Paul O’Neill was not a native of Pittsburgh, but he became deeply woven into the fabric here, first as the CEO of Alcoa, then even more so in the decades following his tenure as the U.S. Treasury Secretary, until his death early in 2020. It’s safe to say he became a Pittsburgh’er, and we fellow Pittsburgh’ers are much the better for it. Paul cared deeply about this region and its people – our health, our education, our environment, our opportunities and future -- and worked in a myriad of ways to help improve daily living in this community, as well as the long-term, big-picture quality of life in our region. Paul’s legacy, his impact and his influence live on, in Pittsburgh and beyond, thankfully. I share here, “Vision and Action: A Remembrance of Paul O’Neill,” from Douglas Heuck, a 35-year veteran Pittsburgh investigative and business journalist and founder of the Pittsburgh Quarterly magazine.

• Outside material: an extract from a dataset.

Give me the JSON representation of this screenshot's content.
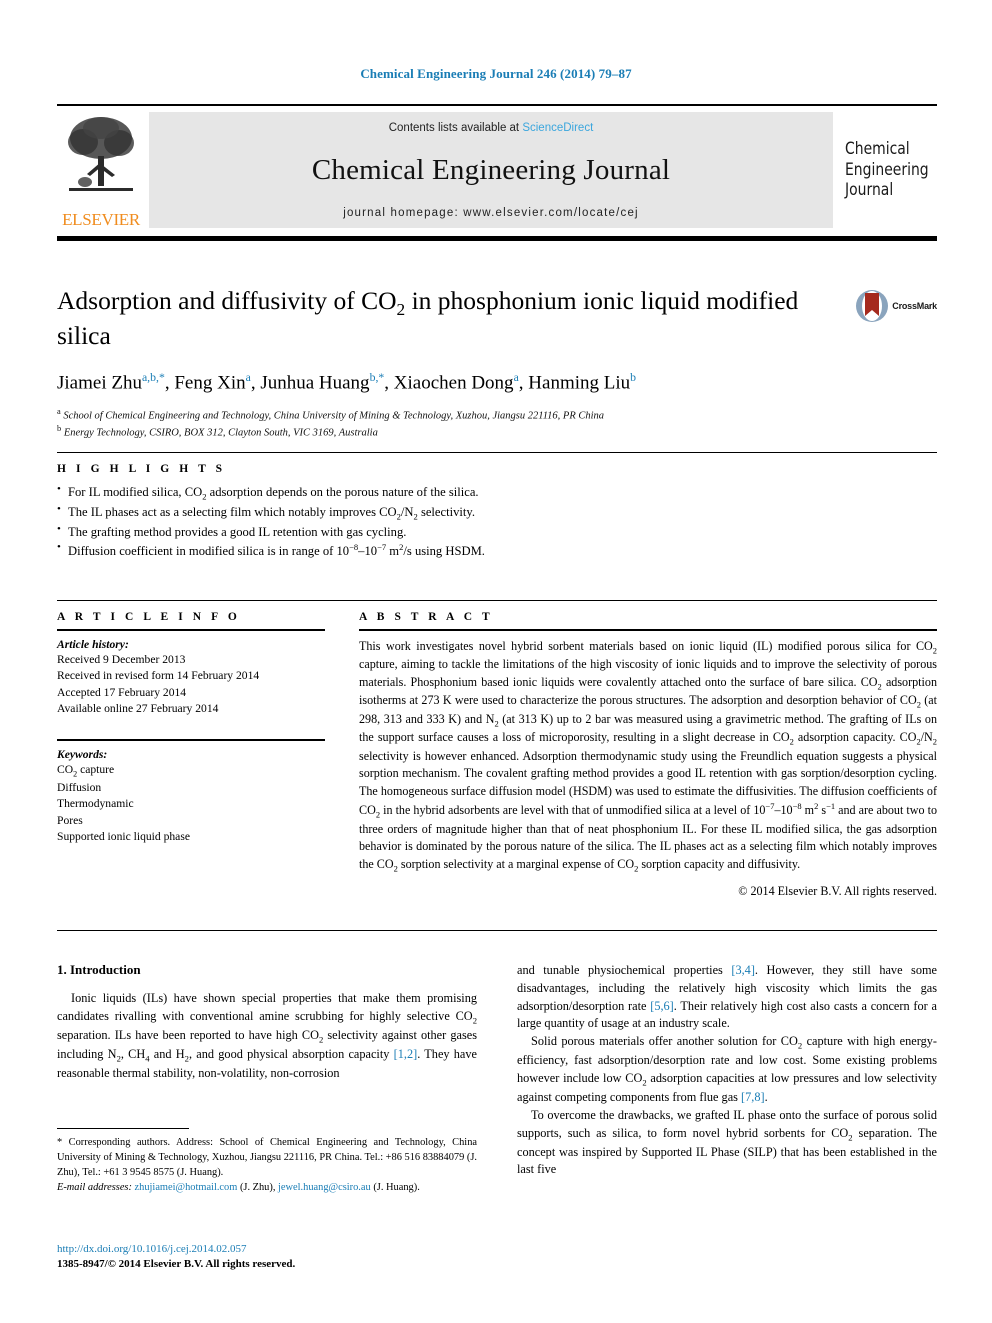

Mr. Heuck recalls that he first met O’Neill in 1997, while Heuck was running a project at the local newspaper. The project gathered data from other regions of the country to assess how Pittsburgh compared, and involved periodic roundtable discussions of local leaders to seek solutions to problems the project revealed. Heuck’s first interactions with O’Neill occurred at a roundtable on the Pittsburgh economy, which Heuck describes as, “…a room of big personalities (and egos), but the biggest presence was Paul. His insight, analysis and directness made the relatively diminutive Alcoa CEO dwarf the other, taller men.” Following that initial interaction, Heuck sent a letter to O’Neill (the only letter of this type Heuck ever sent) conveying his admiration for Paul and expressing the hope that they could work together some day.
When he took over at Alcoa, the old ways were out…. He set up a new, egalitarian culture with a new corporate headquarters embodying the change. He was a crusader, setting a national example for seeking zero workplace injuries and railing against medication errors caused by physicians’ illegible handwriting and other flawed but remediable practices.
Heuck eventually was able to work with O’Neill, when O’Neill headed the advisory board of Pittsburgh Today (the regional benchmarking project evolved and is focused on improving Pittsburgh). They became friends, but mainly knew each other through the work of Pittsburgh Today.
Rather than listing the accomplishments of their work together, Heuck shares a wonderful and fascinating artifact he found in is files this past May – O’Neill’s introductory statement he gave in that 1997 roundtable. It begins with this (emphasis added is Value Capture’s, not Heuck’s):
Borrowing from 15 years of government service and more than 20 years in the private sector, I was trying to think: What are the common elements of what I would consider to be success? “Where you find real success, first of all you find a vision of excellence. It’s not just one person’s vision of excellence but one that is shared in the community. The second characteristic of success is not being denied execution. It’s a determination to knock down walls or whatever it takes to succeed. And the third element is speed of execution. You don’t sit around and wait and hope and wish. You actually go commit things and do things.
Heuck ends his remembrance with a clarion call of obligation to spread O’Neill’s vision of excellence and pass it on to future generations: “That passage encapsulates the man I knew and the candor and vision he brought to Pittsburgh. It’s the job of those of us who are involved here to carry the torch forward.”
Written by Melissa Moore
Ms. Moore’s responsibilities include marketing and communications, knowledge management and office operations. Prior to joining Value Capture, she served as a Marketing Manager at Reed Smith, a global law firm. Other career steps include: co-founding and operating a trend-setting coffeehouse; securities lawyer; and, service and equipment sales. Full Bio